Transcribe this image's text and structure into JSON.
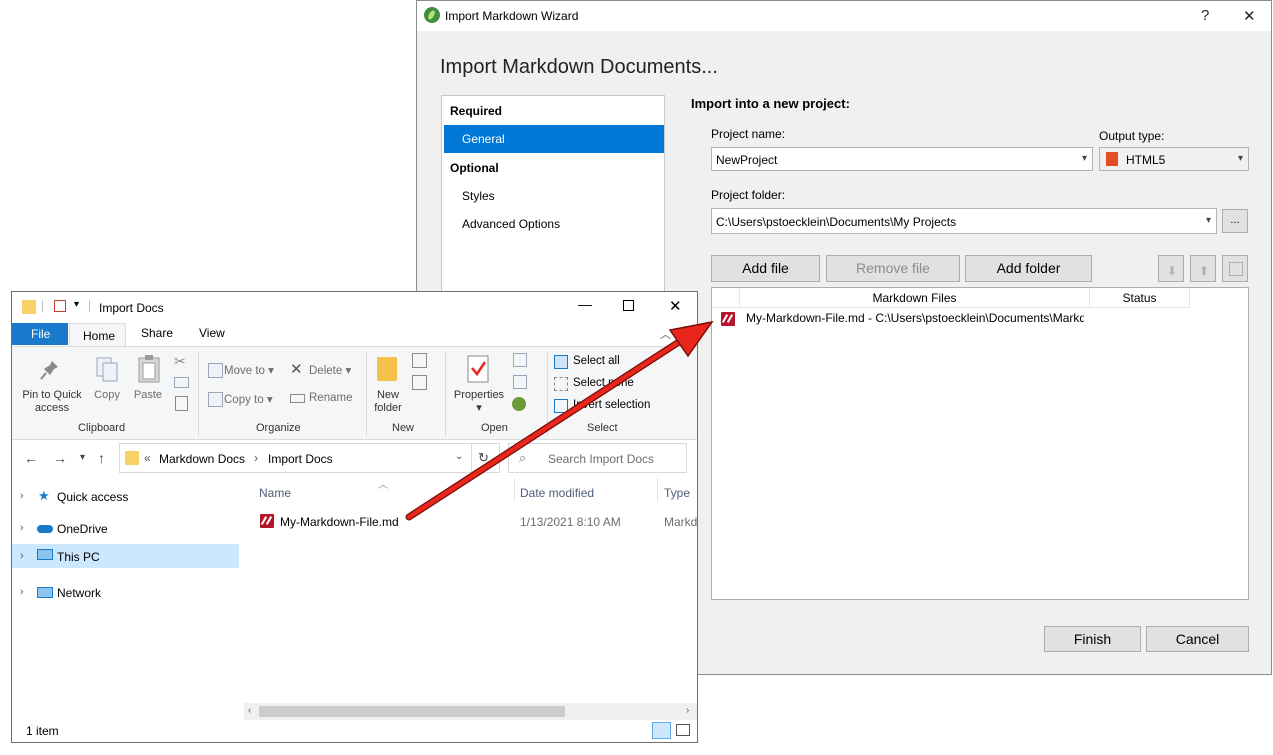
{
  "wizard": {
    "title": "Import Markdown Wizard",
    "help": "?",
    "close": "✕",
    "heading": "Import Markdown Documents...",
    "nav": {
      "required_label": "Required",
      "required_items": [
        "General"
      ],
      "optional_label": "Optional",
      "optional_items": [
        "Styles",
        "Advanced Options"
      ]
    },
    "section_title": "Import into a new project:",
    "project_name_label": "Project name:",
    "project_name_value": "NewProject",
    "output_type_label": "Output type:",
    "output_type_value": "HTML5",
    "project_folder_label": "Project folder:",
    "project_folder_value": "C:\\Users\\pstoecklein\\Documents\\My Projects",
    "browse_label": "...",
    "add_file": "Add file",
    "remove_file": "Remove file",
    "add_folder": "Add folder",
    "columns": [
      "Markdown Files",
      "Status"
    ],
    "files": [
      "My-Markdown-File.md - C:\\Users\\pstoecklein\\Documents\\Markd"
    ],
    "finish": "Finish",
    "cancel": "Cancel"
  },
  "explorer": {
    "title": "Import Docs",
    "tabs": [
      "File",
      "Home",
      "Share",
      "View"
    ],
    "ribbon": {
      "pin": "Pin to Quick access",
      "copy": "Copy",
      "paste": "Paste",
      "move_to": "Move to",
      "copy_to": "Copy to",
      "delete": "Delete",
      "rename": "Rename",
      "new_folder": "New folder",
      "properties": "Properties",
      "select_all": "Select all",
      "select_none": "Select none",
      "invert_selection": "Invert selection",
      "groups": [
        "Clipboard",
        "Organize",
        "New",
        "Open",
        "Select"
      ]
    },
    "breadcrumb": [
      "Markdown Docs",
      "Import Docs"
    ],
    "search_placeholder": "Search Import Docs",
    "nav": [
      "Quick access",
      "OneDrive",
      "This PC",
      "Network"
    ],
    "columns": [
      "Name",
      "Date modified",
      "Type"
    ],
    "files": [
      {
        "name": "My-Markdown-File.md",
        "date": "1/13/2021 8:10 AM",
        "type": "Markdo"
      }
    ],
    "status": "1 item"
  },
  "colors": {
    "accent": "#0078d7",
    "arrow": "#e8261c",
    "md_icon": "#b3162a"
  }
}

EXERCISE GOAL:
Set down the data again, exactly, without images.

WRITTEN SOLUTION:
Transcribe this image's text and structure into JSON.
{
  "wizard": {
    "title": "Import Markdown Wizard",
    "help": "?",
    "close": "✕",
    "heading": "Import Markdown Documents...",
    "nav": {
      "required_label": "Required",
      "required_items": [
        "General"
      ],
      "optional_label": "Optional",
      "optional_items": [
        "Styles",
        "Advanced Options"
      ]
    },
    "section_title": "Import into a new project:",
    "project_name_label": "Project name:",
    "project_name_value": "NewProject",
    "output_type_label": "Output type:",
    "output_type_value": "HTML5",
    "project_folder_label": "Project folder:",
    "project_folder_value": "C:\\Users\\pstoecklein\\Documents\\My Projects",
    "browse_label": "...",
    "add_file": "Add file",
    "remove_file": "Remove file",
    "add_folder": "Add folder",
    "columns": [
      "Markdown Files",
      "Status"
    ],
    "files": [
      "My-Markdown-File.md - C:\\Users\\pstoecklein\\Documents\\Markd"
    ],
    "finish": "Finish",
    "cancel": "Cancel"
  },
  "explorer": {
    "title": "Import Docs",
    "tabs": [
      "File",
      "Home",
      "Share",
      "View"
    ],
    "ribbon": {
      "pin": "Pin to Quick access",
      "copy": "Copy",
      "paste": "Paste",
      "move_to": "Move to",
      "copy_to": "Copy to",
      "delete": "Delete",
      "rename": "Rename",
      "new_folder": "New folder",
      "properties": "Properties",
      "select_all": "Select all",
      "select_none": "Select none",
      "invert_selection": "Invert selection",
      "groups": [
        "Clipboard",
        "Organize",
        "New",
        "Open",
        "Select"
      ]
    },
    "breadcrumb": [
      "Markdown Docs",
      "Import Docs"
    ],
    "search_placeholder": "Search Import Docs",
    "nav": [
      "Quick access",
      "OneDrive",
      "This PC",
      "Network"
    ],
    "columns": [
      "Name",
      "Date modified",
      "Type"
    ],
    "files": [
      {
        "name": "My-Markdown-File.md",
        "date": "1/13/2021 8:10 AM",
        "type": "Markdo"
      }
    ],
    "status": "1 item"
  },
  "colors": {
    "accent": "#0078d7",
    "arrow": "#e8261c",
    "md_icon": "#b3162a"
  }
}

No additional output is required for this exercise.